11 May 2018 Chatham Bay, Union Island
Glenys is making progress with the chrome work and we now have shining handles on half of the cupboards and all five of the swivel light fittings are gleaming.
Alba has Whitlock cable steering. The stainless steel wire and the conduits have not been touched since the boat was built in 2001, so they are over-due for replacement. I systematically checked and measured all of the various components for the steering, which took hours because the conduits pass through several compartments and bulk heads. Everything looks to be in good condition, so I just want to replace the wire and the conduits.
In the late afternoon, I did a couple of electrical jobs and the day was over. We need to get off the boat…
12 May 2018 Chatham Bay, Union Island
We had another day of jobs. Glenys continued with the chrome work - she’s nearly there. I spent all day working on the engine. In January, I had the sea water pump repaired by the Volvo dealer in Cape Town. At the time, the shaft of the pump had a deep groove which damaged the seal, so they sent the shaft off to have it hard chromed and then ground back to size.
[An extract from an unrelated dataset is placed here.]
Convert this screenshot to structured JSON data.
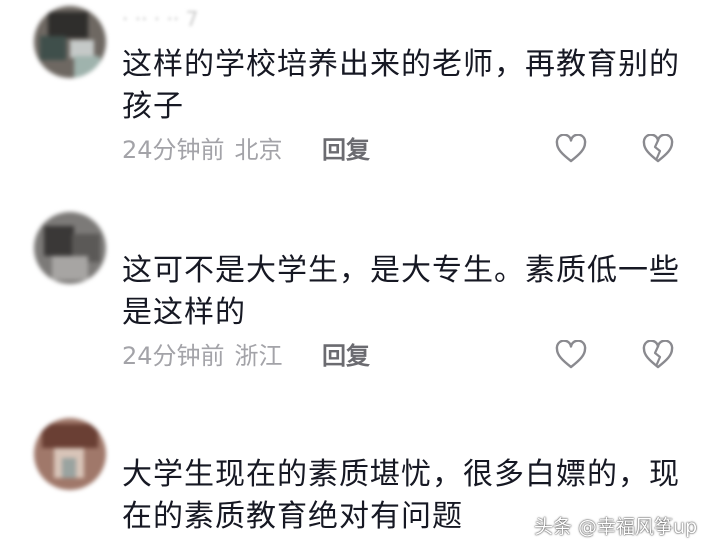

Unfortunately, the repair didn’t last very long. I noticed a water leak when we were in Brazil and it’s been getting worse, so I took the pump off and found that there was a new groove in the shaft where the lip seal comes in contact. It looks like the chrome wasn’t hard enough and there has been corrosion. The groove was very rough, so I used a grinding stone in a Dremel to grind the groove smooth.
This has reduced the diameter of the shaft, but I’m hoping that the seal will still make a good contact. After rebuilding and replacing the pump, I ran the engine for 15 minutes without any sign of a leak, so fingers crossed. I’m going to have to buy a new pump when I get to Trinidad, so the repair only has to last for a few hours of motoring.
I then had to sort out the mess caused by a couple of months of salt water running down the hot engine - a very corrosive combination. Some of the steel components (brackets and bolts) were starting to rust, so I spent a few hours scraping and wire-brushing the rust away and then painted the bare steel with some green Hammerite paint.
By the time that I’d finished tidying up, it was Miller Time. We need to get off the boat…
13 May 2018 Chatham Bay, Union Island
It was a Sunday, so we had a day off. After tying up our dinghy to a tree outside of the Sun Beach & Eat Restaurant, we walked along the beach to the north end and took a small path that goes steeply up the hill behind the Sunset Restaurant. The path petered out into a scrubby grass hillside, but carrying on brought us up to a dirt road - turning right takes you to the road to Ashton.
We turned left and after 25 metres took a path off to the right that took us up a grassy hillside to a gentle ridge where we had a nice view of the windward side of the island with the rest of the Grenadines in the distance. Carrying on up the hillside, we kept right and took a very faint path that follows a rocky ridge up to the top of the hill over-looking the anchorage.
After returning to the dirt road, we continued to the Ashton Road. There’s a junction with two roads and a steep dirt track that takes you down to the beach at Chatham Bay. The two roads take you into the small town of Ashton. We decided to take the left hand road, which gave us a pleasant 1.5 km walk to another junction, which overlooks Ashton.
We chatted to two guys building a boat, who said that there wouldn’t be anywhere open for food on a Sunday, so we headed right up the steep road to a col over-looking Chatham Bay. After that it was a pleasant stroll down the road back to the junction we’d started at.
We took the steep dirt track down to Sun Beach & Eat, where Vanessa cooked us a tasty lunch of grilled Mahi-mahi with provisions, which we washed down with a few cold beers.
Back on the boat, we had a bit of a kip and watched a movie - a nice Sunday.